Ruby Lian and David Stanway

RAND Refinery was considering setting up a refining plant in China within two to three years, joining hands with a local partner on its first such plant abroad, a senior executive said on Friday.

Rand Refinery is targeting Asia, home to the top two gold consumers, China and India, as a key region for future development. The company expects to complete a sampling and assaying facility in Singapore by the end of the year.

“During the past year, we [Rand Refinery] have identified one or two possible opportunities to partner for a potential initial refinery footprint in China,” chief strategy officer Peter Bouwer said.

He declined to give details, saying the plan was at a very early stage.

The lack of high-purity gold refining capacity in China posed an opportunity for Rand Refinery, Bouwer said.

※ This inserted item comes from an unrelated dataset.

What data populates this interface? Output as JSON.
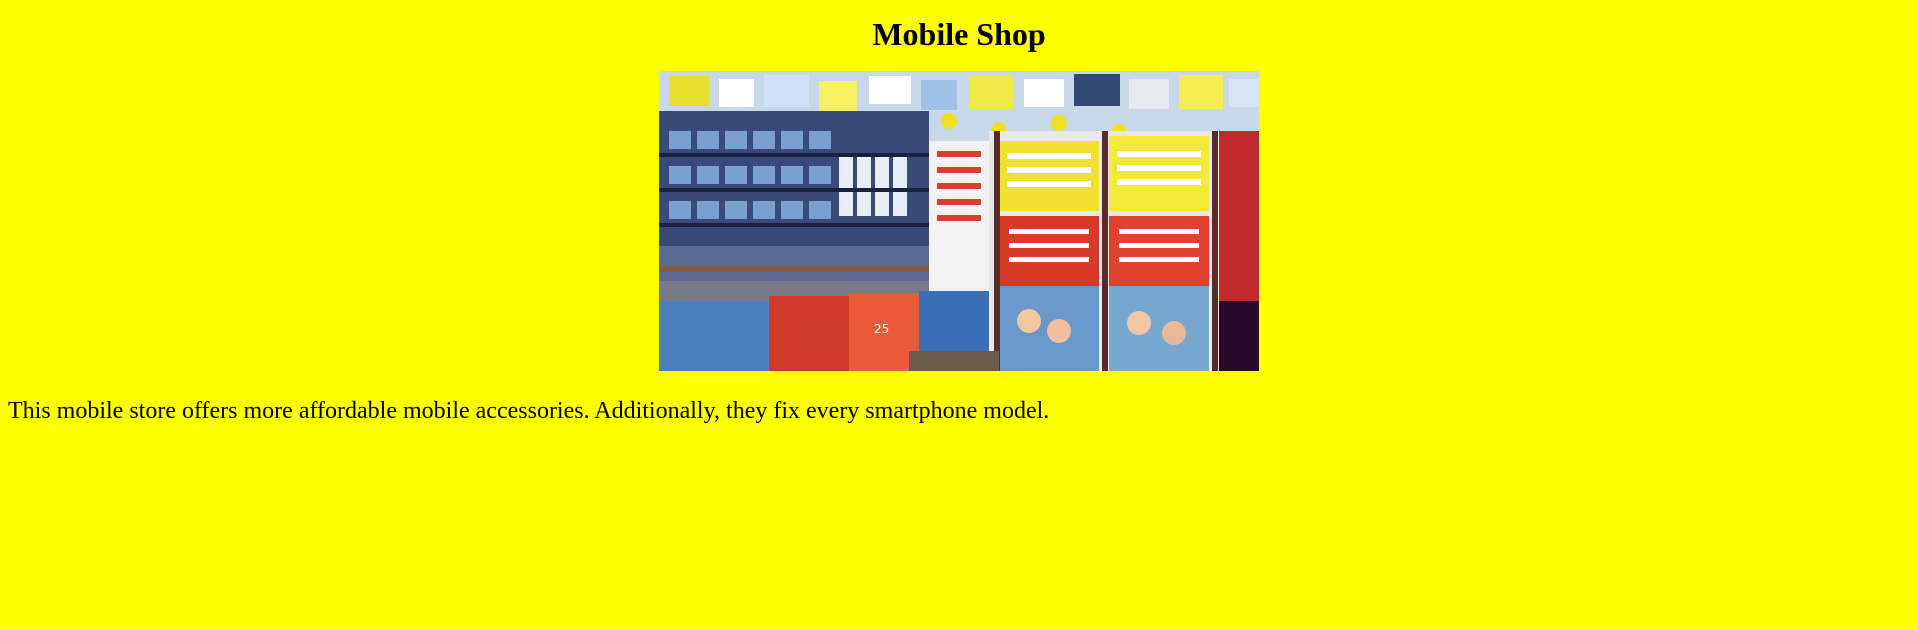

“China already has a huge refining capacity, both in a handful of large-scale refiners listed with the London Bullion Market Association, and a huge number of small- or micro-scale refiners,” he added.

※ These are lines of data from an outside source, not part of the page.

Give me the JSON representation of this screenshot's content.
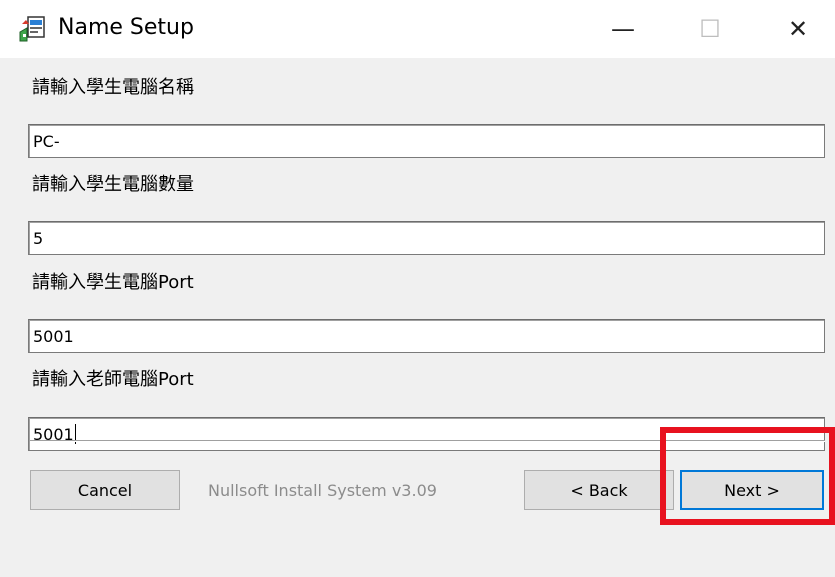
{
  "window": {
    "title": "Name Setup",
    "minimize_glyph": "—",
    "maximize_glyph": "☐",
    "close_glyph": "✕"
  },
  "form": {
    "fields": [
      {
        "label": "請輸入學生電腦名稱",
        "value": "PC-"
      },
      {
        "label": "請輸入學生電腦數量",
        "value": "5"
      },
      {
        "label": "請輸入學生電腦Port",
        "value": "5001"
      },
      {
        "label": "請輸入老師電腦Port",
        "value": "5001"
      }
    ]
  },
  "footer": {
    "branding": "Nullsoft Install System v3.09",
    "cancel_label": "Cancel",
    "back_label": "< Back",
    "next_label": "Next >"
  },
  "colors": {
    "highlight": "#e8121f",
    "focus_border": "#0078d7"
  }
}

“The challenge facing especially the smaller refineries is the technology and experience to produce high-purity gold.”

High-purity gold is keenly sought for use in jewellery, which accounts for two-thirds of China’s gold demand.

China is the top gold producer, with output of a record 360.957 tons last year, versus 198 tons by South Africa, Thomson Reuters GFMS data show.

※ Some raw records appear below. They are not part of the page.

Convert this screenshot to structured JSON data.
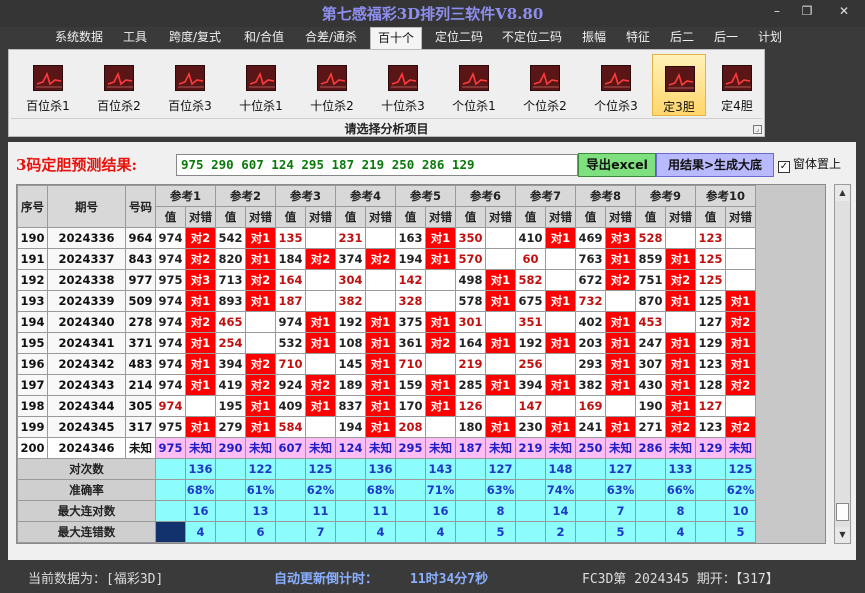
{
  "window": {
    "title": "第七感福彩3D排列三软件V8.80",
    "minimize": "–",
    "restore": "❐",
    "close": "✕"
  },
  "menu": [
    {
      "label": "系统数据"
    },
    {
      "label": "工具"
    },
    {
      "label": "跨度/复式"
    },
    {
      "label": "和/合值"
    },
    {
      "label": "合差/通杀"
    },
    {
      "label": "百十个"
    },
    {
      "label": "定位二码"
    },
    {
      "label": "不定位二码"
    },
    {
      "label": "振幅"
    },
    {
      "label": "特征"
    },
    {
      "label": "后二"
    },
    {
      "label": "后一"
    },
    {
      "label": "计划"
    }
  ],
  "ribbon": {
    "caption": "请选择分析项目",
    "buttons": [
      {
        "label": "百位杀1"
      },
      {
        "label": "百位杀2"
      },
      {
        "label": "百位杀3"
      },
      {
        "label": "十位杀1"
      },
      {
        "label": "十位杀2"
      },
      {
        "label": "十位杀3"
      },
      {
        "label": "个位杀1"
      },
      {
        "label": "个位杀2"
      },
      {
        "label": "个位杀3"
      },
      {
        "label": "定3胆"
      },
      {
        "label": "定4胆"
      }
    ]
  },
  "prediction": {
    "label": "3码定胆预测结果:",
    "values": "975  290  607  124  295  187  219  250  286  129",
    "export_button": "导出excel",
    "use_button": "用结果>生成大底",
    "topmost_checkbox": "窗体置上",
    "topmost_checked": "✓"
  },
  "table": {
    "header": {
      "seq": "序号",
      "issue": "期号",
      "code": "号码",
      "refs": [
        "参考1",
        "参考2",
        "参考3",
        "参考4",
        "参考5",
        "参考6",
        "参考7",
        "参考8",
        "参考9",
        "参考10"
      ],
      "val": "值",
      "hit": "对错"
    },
    "rows": [
      {
        "seq": "190",
        "issue": "2024336",
        "code": "964",
        "cells": [
          [
            "974",
            "对2",
            ""
          ],
          [
            "542",
            "对1",
            ""
          ],
          [
            "135",
            "",
            ""
          ],
          [
            "231",
            "",
            ""
          ],
          [
            "163",
            "对1",
            ""
          ],
          [
            "350",
            "",
            ""
          ],
          [
            "410",
            "对1",
            ""
          ],
          [
            "469",
            "对3",
            ""
          ],
          [
            "528",
            "",
            ""
          ],
          [
            "123",
            "",
            ""
          ]
        ],
        "miss": [
          2,
          3,
          5,
          8,
          9
        ]
      },
      {
        "seq": "191",
        "issue": "2024337",
        "code": "843",
        "cells": [
          [
            "974",
            "对2",
            ""
          ],
          [
            "820",
            "对1",
            ""
          ],
          [
            "184",
            "对2",
            ""
          ],
          [
            "374",
            "对2",
            ""
          ],
          [
            "194",
            "对1",
            ""
          ],
          [
            "570",
            "",
            ""
          ],
          [
            "60",
            "",
            ""
          ],
          [
            "763",
            "对1",
            ""
          ],
          [
            "859",
            "对1",
            ""
          ],
          [
            "125",
            "",
            ""
          ]
        ],
        "miss": [
          5,
          6,
          9
        ]
      },
      {
        "seq": "192",
        "issue": "2024338",
        "code": "977",
        "cells": [
          [
            "975",
            "对3",
            ""
          ],
          [
            "713",
            "对2",
            ""
          ],
          [
            "164",
            "",
            ""
          ],
          [
            "304",
            "",
            ""
          ],
          [
            "142",
            "",
            ""
          ],
          [
            "498",
            "对1",
            ""
          ],
          [
            "582",
            "",
            ""
          ],
          [
            "672",
            "对2",
            ""
          ],
          [
            "751",
            "对2",
            ""
          ],
          [
            "125",
            "",
            ""
          ]
        ],
        "miss": [
          2,
          3,
          4,
          6,
          9
        ]
      },
      {
        "seq": "193",
        "issue": "2024339",
        "code": "509",
        "cells": [
          [
            "974",
            "对1",
            ""
          ],
          [
            "893",
            "对1",
            ""
          ],
          [
            "187",
            "",
            ""
          ],
          [
            "382",
            "",
            ""
          ],
          [
            "328",
            "",
            ""
          ],
          [
            "578",
            "对1",
            ""
          ],
          [
            "675",
            "对1",
            ""
          ],
          [
            "732",
            "",
            ""
          ],
          [
            "870",
            "对1",
            ""
          ],
          [
            "125",
            "对1",
            ""
          ]
        ],
        "miss": [
          2,
          3,
          4,
          7
        ]
      },
      {
        "seq": "194",
        "issue": "2024340",
        "code": "278",
        "cells": [
          [
            "974",
            "对2",
            ""
          ],
          [
            "465",
            "",
            ""
          ],
          [
            "974",
            "对1",
            ""
          ],
          [
            "192",
            "对1",
            ""
          ],
          [
            "375",
            "对1",
            ""
          ],
          [
            "301",
            "",
            ""
          ],
          [
            "351",
            "",
            ""
          ],
          [
            "402",
            "对1",
            ""
          ],
          [
            "453",
            "",
            ""
          ],
          [
            "127",
            "对2",
            ""
          ]
        ],
        "miss": [
          1,
          5,
          6,
          8
        ]
      },
      {
        "seq": "195",
        "issue": "2024341",
        "code": "371",
        "cells": [
          [
            "974",
            "对1",
            ""
          ],
          [
            "254",
            "",
            ""
          ],
          [
            "532",
            "对1",
            ""
          ],
          [
            "108",
            "对1",
            ""
          ],
          [
            "361",
            "对2",
            ""
          ],
          [
            "164",
            "对1",
            ""
          ],
          [
            "192",
            "对1",
            ""
          ],
          [
            "203",
            "对1",
            ""
          ],
          [
            "247",
            "对1",
            ""
          ],
          [
            "129",
            "对1",
            ""
          ]
        ],
        "miss": [
          1
        ]
      },
      {
        "seq": "196",
        "issue": "2024342",
        "code": "483",
        "cells": [
          [
            "974",
            "对1",
            ""
          ],
          [
            "394",
            "对2",
            ""
          ],
          [
            "710",
            "",
            ""
          ],
          [
            "145",
            "对1",
            ""
          ],
          [
            "710",
            "",
            ""
          ],
          [
            "219",
            "",
            ""
          ],
          [
            "256",
            "",
            ""
          ],
          [
            "293",
            "对1",
            ""
          ],
          [
            "307",
            "对1",
            ""
          ],
          [
            "123",
            "对1",
            ""
          ]
        ],
        "miss": [
          2,
          4,
          5,
          6
        ]
      },
      {
        "seq": "197",
        "issue": "2024343",
        "code": "214",
        "cells": [
          [
            "974",
            "对1",
            ""
          ],
          [
            "419",
            "对2",
            ""
          ],
          [
            "924",
            "对2",
            ""
          ],
          [
            "189",
            "对1",
            ""
          ],
          [
            "159",
            "对1",
            ""
          ],
          [
            "285",
            "对1",
            ""
          ],
          [
            "394",
            "对1",
            ""
          ],
          [
            "382",
            "对1",
            ""
          ],
          [
            "430",
            "对1",
            ""
          ],
          [
            "128",
            "对2",
            ""
          ]
        ],
        "miss": []
      },
      {
        "seq": "198",
        "issue": "2024344",
        "code": "305",
        "cells": [
          [
            "974",
            "",
            ""
          ],
          [
            "195",
            "对1",
            ""
          ],
          [
            "409",
            "对1",
            ""
          ],
          [
            "837",
            "对1",
            ""
          ],
          [
            "170",
            "对1",
            ""
          ],
          [
            "126",
            "",
            ""
          ],
          [
            "147",
            "",
            ""
          ],
          [
            "169",
            "",
            ""
          ],
          [
            "190",
            "对1",
            ""
          ],
          [
            "127",
            "",
            ""
          ]
        ],
        "miss": [
          0,
          5,
          6,
          7,
          9
        ]
      },
      {
        "seq": "199",
        "issue": "2024345",
        "code": "317",
        "cells": [
          [
            "975",
            "对1",
            ""
          ],
          [
            "279",
            "对1",
            ""
          ],
          [
            "584",
            "",
            ""
          ],
          [
            "194",
            "对1",
            ""
          ],
          [
            "208",
            "",
            ""
          ],
          [
            "180",
            "对1",
            ""
          ],
          [
            "230",
            "对1",
            ""
          ],
          [
            "241",
            "对1",
            ""
          ],
          [
            "271",
            "对2",
            ""
          ],
          [
            "123",
            "对2",
            ""
          ]
        ],
        "miss": [
          2,
          4
        ]
      },
      {
        "seq": "200",
        "issue": "2024346",
        "code": "未知",
        "cells": [
          [
            "975",
            "未知",
            ""
          ],
          [
            "290",
            "未知",
            ""
          ],
          [
            "607",
            "未知",
            ""
          ],
          [
            "124",
            "未知",
            ""
          ],
          [
            "295",
            "未知",
            ""
          ],
          [
            "187",
            "未知",
            ""
          ],
          [
            "219",
            "未知",
            ""
          ],
          [
            "250",
            "未知",
            ""
          ],
          [
            "286",
            "未知",
            ""
          ],
          [
            "129",
            "未知",
            ""
          ]
        ],
        "miss": []
      }
    ],
    "stats": [
      {
        "label": "对次数",
        "values": [
          "136",
          "122",
          "125",
          "136",
          "143",
          "127",
          "148",
          "127",
          "133",
          "125"
        ]
      },
      {
        "label": "准确率",
        "values": [
          "68%",
          "61%",
          "62%",
          "68%",
          "71%",
          "63%",
          "74%",
          "63%",
          "66%",
          "62%"
        ]
      },
      {
        "label": "最大连对数",
        "values": [
          "16",
          "13",
          "11",
          "11",
          "16",
          "8",
          "14",
          "7",
          "8",
          "10"
        ]
      },
      {
        "label": "最大连错数",
        "values": [
          "4",
          "6",
          "7",
          "4",
          "4",
          "5",
          "2",
          "5",
          "4",
          "5"
        ]
      }
    ]
  },
  "status": {
    "current_data": "当前数据为：[福彩3D]",
    "countdown_label": "自动更新倒计时：",
    "countdown": "11时34分7秒",
    "period": "FC3D第 2024345 期开：【317】"
  }
}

Rand Refinery’s Chinese refinery would rely on locally sourced scrap and doré, an unrefined alloy of gold with variable quantities of silver and smaller amounts of base metals, Bouwer said.

Rand Refinery, the biggest supplier of bullion to China, was likely to ship about 100 tons of gold kilo bars into China this year, similar to last year, chief executive Howard Craig said last month.

China’s consumer gold demand stood at 576.9 tons in the first three quarters, down slightly from 580.3 tons in the corresponding period last year, the World Gold Council said.

Bouwer expected China’s gold demand to improve. “I have confidence in China’s ability to recover,” he said. – Reuters